[Opening Given information section]

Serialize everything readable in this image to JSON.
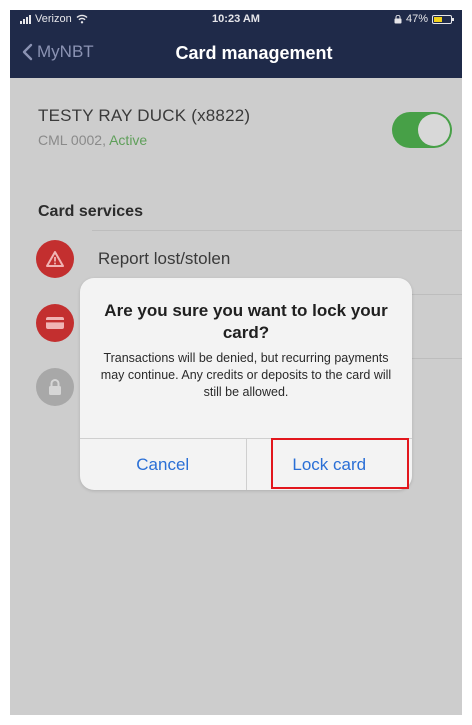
{
  "status": {
    "carrier": "Verizon",
    "time": "10:23 AM",
    "battery": "47%"
  },
  "nav": {
    "back_label": "MyNBT",
    "title": "Card management"
  },
  "card": {
    "name": "TESTY RAY DUCK (x8822)",
    "code": "CML 0002,",
    "status": "Active",
    "toggle_on": true
  },
  "services": {
    "title": "Card services",
    "items": [
      {
        "label": "Report lost/stolen",
        "icon": "warning-icon"
      },
      {
        "label": "",
        "icon": "card-icon"
      },
      {
        "label": "",
        "icon": "lock-icon"
      }
    ]
  },
  "dialog": {
    "title": "Are you sure you want to lock your card?",
    "message": "Transactions will be denied, but recurring payments may continue. Any credits or deposits to the card will still be allowed.",
    "cancel_label": "Cancel",
    "confirm_label": "Lock card"
  },
  "colors": {
    "nav_bg": "#1f2a49",
    "toggle_on": "#47a047",
    "icon_red": "#c32f2f",
    "link_blue": "#2a6fd6",
    "highlight": "#e2161c"
  }
}
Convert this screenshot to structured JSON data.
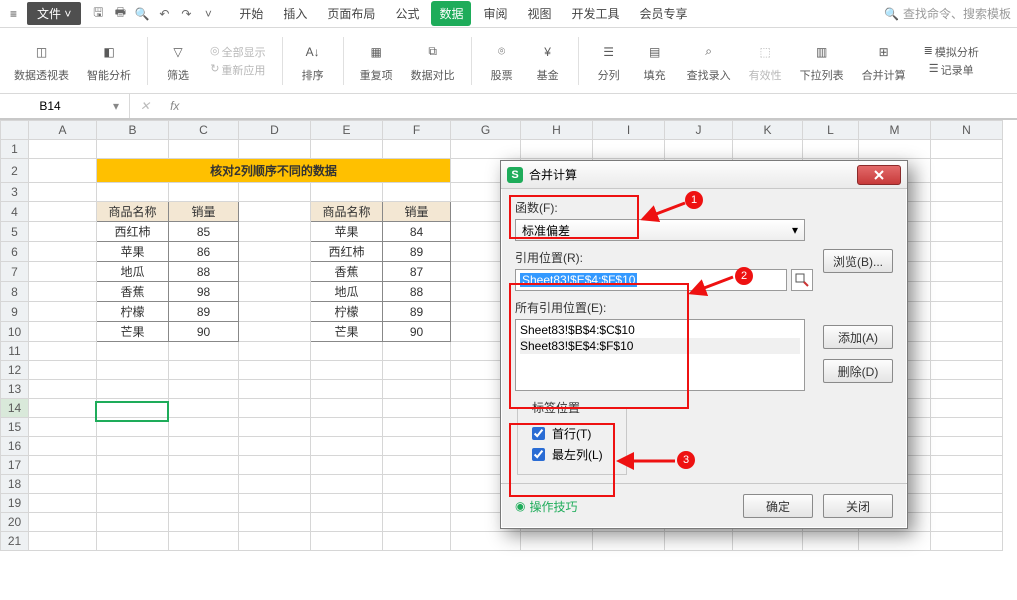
{
  "topbar": {
    "menu_icon": "≡",
    "file_label": "文件",
    "tabs": [
      "开始",
      "插入",
      "页面布局",
      "公式",
      "数据",
      "审阅",
      "视图",
      "开发工具",
      "会员专享"
    ],
    "active_tab_index": 4,
    "search_placeholder": "查找命令、搜索模板"
  },
  "ribbon": {
    "items": [
      {
        "label": "数据透视表",
        "icon": "◫"
      },
      {
        "label": "智能分析",
        "icon": "◧"
      },
      {
        "label": "筛选",
        "icon": "▽",
        "dropdown": true
      },
      {
        "label": "全部显示",
        "icon": "◎",
        "disabled": true,
        "sub": "重新应用"
      },
      {
        "label": "排序",
        "icon": "A↓",
        "dropdown": true
      },
      {
        "label": "重复项",
        "icon": "▦",
        "dropdown": true
      },
      {
        "label": "数据对比",
        "icon": "⧉",
        "dropdown": true
      },
      {
        "label": "股票",
        "icon": "⌾"
      },
      {
        "label": "基金",
        "icon": "¥"
      },
      {
        "label": "分列",
        "icon": "☰",
        "dropdown": true
      },
      {
        "label": "填充",
        "icon": "▤",
        "dropdown": true
      },
      {
        "label": "查找录入",
        "icon": "⌕"
      },
      {
        "label": "有效性",
        "icon": "⬚",
        "dropdown": true,
        "disabled": true
      },
      {
        "label": "下拉列表",
        "icon": "▥"
      },
      {
        "label": "合并计算",
        "icon": "⊞"
      },
      {
        "label": "模拟分析",
        "icon": "≣",
        "sub": "记录单",
        "dropdown": true
      }
    ]
  },
  "addrbar": {
    "cell_ref": "B14",
    "fx": "fx"
  },
  "columns": [
    "A",
    "B",
    "C",
    "D",
    "E",
    "F",
    "G",
    "H",
    "I",
    "J",
    "K",
    "L",
    "M",
    "N"
  ],
  "rows": 21,
  "sheet": {
    "title_text": "核对2列顺序不同的数据",
    "table1_headers": [
      "商品名称",
      "销量"
    ],
    "table1": [
      [
        "西红柿",
        "85"
      ],
      [
        "苹果",
        "86"
      ],
      [
        "地瓜",
        "88"
      ],
      [
        "香蕉",
        "98"
      ],
      [
        "柠檬",
        "89"
      ],
      [
        "芒果",
        "90"
      ]
    ],
    "table2_headers": [
      "商品名称",
      "销量"
    ],
    "table2": [
      [
        "苹果",
        "84"
      ],
      [
        "西红柿",
        "89"
      ],
      [
        "香蕉",
        "87"
      ],
      [
        "地瓜",
        "88"
      ],
      [
        "柠檬",
        "89"
      ],
      [
        "芒果",
        "90"
      ]
    ]
  },
  "dialog": {
    "title": "合并计算",
    "func_label": "函数(F):",
    "func_value": "标准偏差",
    "ref_label": "引用位置(R):",
    "ref_value": "Sheet83!$E$4:$F$10",
    "all_ref_label": "所有引用位置(E):",
    "all_refs": [
      "Sheet83!$B$4:$C$10",
      "Sheet83!$E$4:$F$10"
    ],
    "browse_btn": "浏览(B)...",
    "add_btn": "添加(A)",
    "delete_btn": "删除(D)",
    "label_pos_legend": "标签位置",
    "first_row": "首行(T)",
    "left_col": "最左列(L)",
    "tips": "操作技巧",
    "ok": "确定",
    "close": "关闭"
  },
  "badges": [
    "1",
    "2",
    "3"
  ]
}
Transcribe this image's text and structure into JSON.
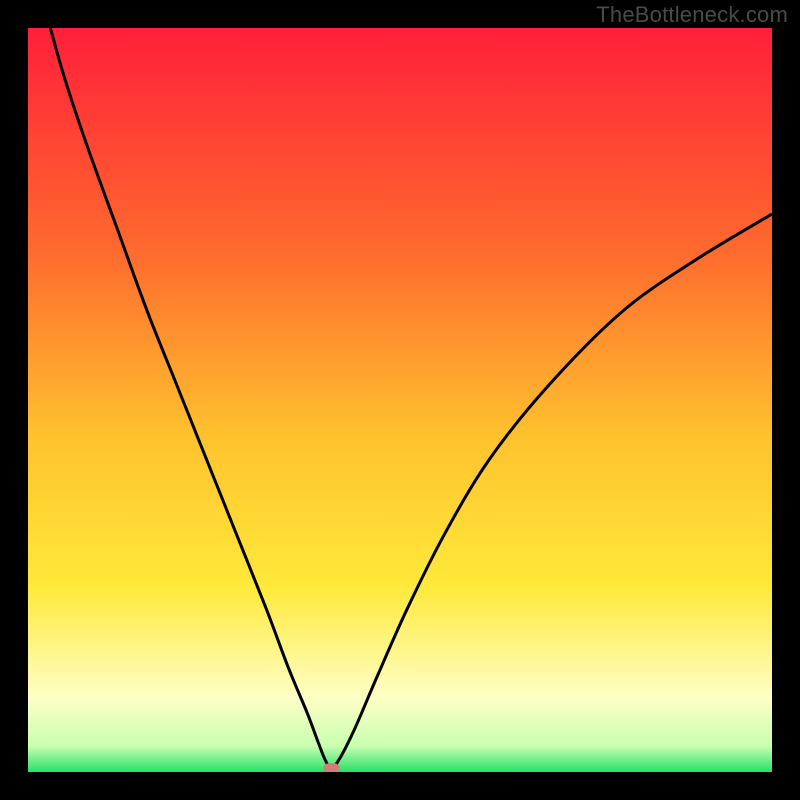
{
  "watermark": "TheBottleneck.com",
  "colors": {
    "frame": "#000000",
    "curve": "#000000",
    "marker_fill": "#cf7d78",
    "gradient_top": "#ff1f3a",
    "gradient_mid_upper": "#ff8a2a",
    "gradient_mid": "#ffe93a",
    "gradient_pale": "#feffc5",
    "gradient_bottom": "#27e06a"
  },
  "chart_data": {
    "type": "line",
    "title": "",
    "xlabel": "",
    "ylabel": "",
    "xlim": [
      0,
      100
    ],
    "ylim": [
      0,
      100
    ],
    "grid": false,
    "legend": false,
    "series": [
      {
        "name": "curve",
        "x": [
          3,
          5,
          8,
          12,
          16,
          20,
          24,
          28,
          32,
          35,
          37.5,
          39,
          40,
          40.8,
          42,
          44,
          47,
          51,
          56,
          62,
          70,
          80,
          90,
          100
        ],
        "y": [
          100,
          93,
          84,
          73,
          62,
          52,
          42,
          32,
          22,
          14,
          8,
          4,
          1.5,
          0.5,
          2,
          6,
          13,
          22,
          32,
          42,
          52,
          62,
          69,
          75
        ]
      }
    ],
    "annotations": [
      {
        "name": "marker",
        "x": 40.8,
        "y": 0.5,
        "shape": "rounded-rect"
      }
    ],
    "background_gradient": {
      "direction": "vertical",
      "stops": [
        {
          "pos": 0.0,
          "color": "#ff1f3a"
        },
        {
          "pos": 0.3,
          "color": "#ff6a2e"
        },
        {
          "pos": 0.55,
          "color": "#ffc22e"
        },
        {
          "pos": 0.75,
          "color": "#ffe93a"
        },
        {
          "pos": 0.9,
          "color": "#feffc5"
        },
        {
          "pos": 0.965,
          "color": "#c8ffb0"
        },
        {
          "pos": 1.0,
          "color": "#27e06a"
        }
      ]
    }
  }
}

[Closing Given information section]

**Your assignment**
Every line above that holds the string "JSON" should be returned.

**Answer space**
Serialize everything readable in this image to JSON.
Convert this screenshot to structured JSON data.
Transcribe this image's text and structure into JSON.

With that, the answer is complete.